WHAT IS BEING ASKED: For every entry that follows, return an identical copy.

═════ RECORDS FOR THIS TASK

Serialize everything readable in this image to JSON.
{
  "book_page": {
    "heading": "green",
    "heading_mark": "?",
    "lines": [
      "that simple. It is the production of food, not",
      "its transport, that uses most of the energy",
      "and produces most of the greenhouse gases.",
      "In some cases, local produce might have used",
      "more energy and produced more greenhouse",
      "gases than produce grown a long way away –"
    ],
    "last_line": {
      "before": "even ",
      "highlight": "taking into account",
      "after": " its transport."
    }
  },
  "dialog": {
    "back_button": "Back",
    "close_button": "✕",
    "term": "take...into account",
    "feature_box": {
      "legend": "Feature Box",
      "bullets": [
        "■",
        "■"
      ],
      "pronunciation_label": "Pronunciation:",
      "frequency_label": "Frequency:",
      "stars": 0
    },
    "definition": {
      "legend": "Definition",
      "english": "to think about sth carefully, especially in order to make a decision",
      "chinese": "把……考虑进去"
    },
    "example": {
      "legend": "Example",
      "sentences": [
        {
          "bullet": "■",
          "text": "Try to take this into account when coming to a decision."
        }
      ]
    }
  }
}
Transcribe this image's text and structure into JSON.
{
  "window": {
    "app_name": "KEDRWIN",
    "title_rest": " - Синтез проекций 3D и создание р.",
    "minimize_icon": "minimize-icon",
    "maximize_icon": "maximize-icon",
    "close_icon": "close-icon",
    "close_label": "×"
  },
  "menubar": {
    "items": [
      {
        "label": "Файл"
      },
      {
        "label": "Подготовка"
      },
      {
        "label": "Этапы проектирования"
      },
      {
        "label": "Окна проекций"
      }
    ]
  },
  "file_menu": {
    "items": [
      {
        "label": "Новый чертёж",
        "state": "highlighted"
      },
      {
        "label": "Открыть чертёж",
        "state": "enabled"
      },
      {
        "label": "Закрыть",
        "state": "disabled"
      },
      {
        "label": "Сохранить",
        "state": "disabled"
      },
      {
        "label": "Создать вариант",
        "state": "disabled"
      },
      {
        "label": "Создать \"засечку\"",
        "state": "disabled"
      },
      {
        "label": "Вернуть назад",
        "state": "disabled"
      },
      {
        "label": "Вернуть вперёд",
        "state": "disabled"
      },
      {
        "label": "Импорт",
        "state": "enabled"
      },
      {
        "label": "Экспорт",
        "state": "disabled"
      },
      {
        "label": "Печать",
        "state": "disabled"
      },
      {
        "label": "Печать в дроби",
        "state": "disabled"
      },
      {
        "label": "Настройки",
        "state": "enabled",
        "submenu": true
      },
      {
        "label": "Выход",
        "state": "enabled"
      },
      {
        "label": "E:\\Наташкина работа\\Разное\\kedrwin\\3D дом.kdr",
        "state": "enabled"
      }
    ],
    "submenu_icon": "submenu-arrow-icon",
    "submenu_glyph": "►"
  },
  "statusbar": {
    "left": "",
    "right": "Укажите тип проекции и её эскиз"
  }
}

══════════

SOLUTION FOR THIS PROBLEM:
Serialize everything readable in this image to JSON.
{
  "book_page": {
    "heading": "green",
    "heading_mark": "?",
    "lines": [
      "that simple. It is the production of food, not",
      "its transport, that uses most of the energy",
      "and produces most of the greenhouse gases.",
      "In some cases, local produce might have used",
      "more energy and produced more greenhouse",
      "gases than produce grown a long way away –"
    ],
    "last_line": {
      "before": "even ",
      "highlight": "taking into account",
      "after": " its transport."
    }
  },
  "dialog": {
    "back_button": "Back",
    "close_button": "✕",
    "term": "take...into account",
    "feature_box": {
      "legend": "Feature Box",
      "bullets": [
        "■",
        "■"
      ],
      "pronunciation_label": "Pronunciation:",
      "frequency_label": "Frequency:",
      "stars": 0
    },
    "definition": {
      "legend": "Definition",
      "english": "to think about sth carefully, especially in order to make a decision",
      "chinese": "把……考虑进去"
    },
    "example": {
      "legend": "Example",
      "sentences": [
        {
          "bullet": "■",
          "text": "Try to take this into account when coming to a decision."
        }
      ]
    }
  }
}
Transcribe this image's text and structure into JSON.
{
  "window": {
    "app_name": "KEDRWIN",
    "title_rest": " - Синтез проекций 3D и создание р.",
    "minimize_icon": "minimize-icon",
    "maximize_icon": "maximize-icon",
    "close_icon": "close-icon",
    "close_label": "×"
  },
  "menubar": {
    "items": [
      {
        "label": "Файл"
      },
      {
        "label": "Подготовка"
      },
      {
        "label": "Этапы проектирования"
      },
      {
        "label": "Окна проекций"
      }
    ]
  },
  "file_menu": {
    "items": [
      {
        "label": "Новый чертёж",
        "state": "highlighted"
      },
      {
        "label": "Открыть чертёж",
        "state": "enabled"
      },
      {
        "label": "Закрыть",
        "state": "disabled"
      },
      {
        "label": "Сохранить",
        "state": "disabled"
      },
      {
        "label": "Создать вариант",
        "state": "disabled"
      },
      {
        "label": "Создать \"засечку\"",
        "state": "disabled"
      },
      {
        "label": "Вернуть назад",
        "state": "disabled"
      },
      {
        "label": "Вернуть вперёд",
        "state": "disabled"
      },
      {
        "label": "Импорт",
        "state": "enabled"
      },
      {
        "label": "Экспорт",
        "state": "disabled"
      },
      {
        "label": "Печать",
        "state": "disabled"
      },
      {
        "label": "Печать в дроби",
        "state": "disabled"
      },
      {
        "label": "Настройки",
        "state": "enabled",
        "submenu": true
      },
      {
        "label": "Выход",
        "state": "enabled"
      },
      {
        "label": "E:\\Наташкина работа\\Разное\\kedrwin\\3D дом.kdr",
        "state": "enabled"
      }
    ],
    "submenu_icon": "submenu-arrow-icon",
    "submenu_glyph": "►"
  },
  "statusbar": {
    "left": "",
    "right": "Укажите тип проекции и её эскиз"
  }
}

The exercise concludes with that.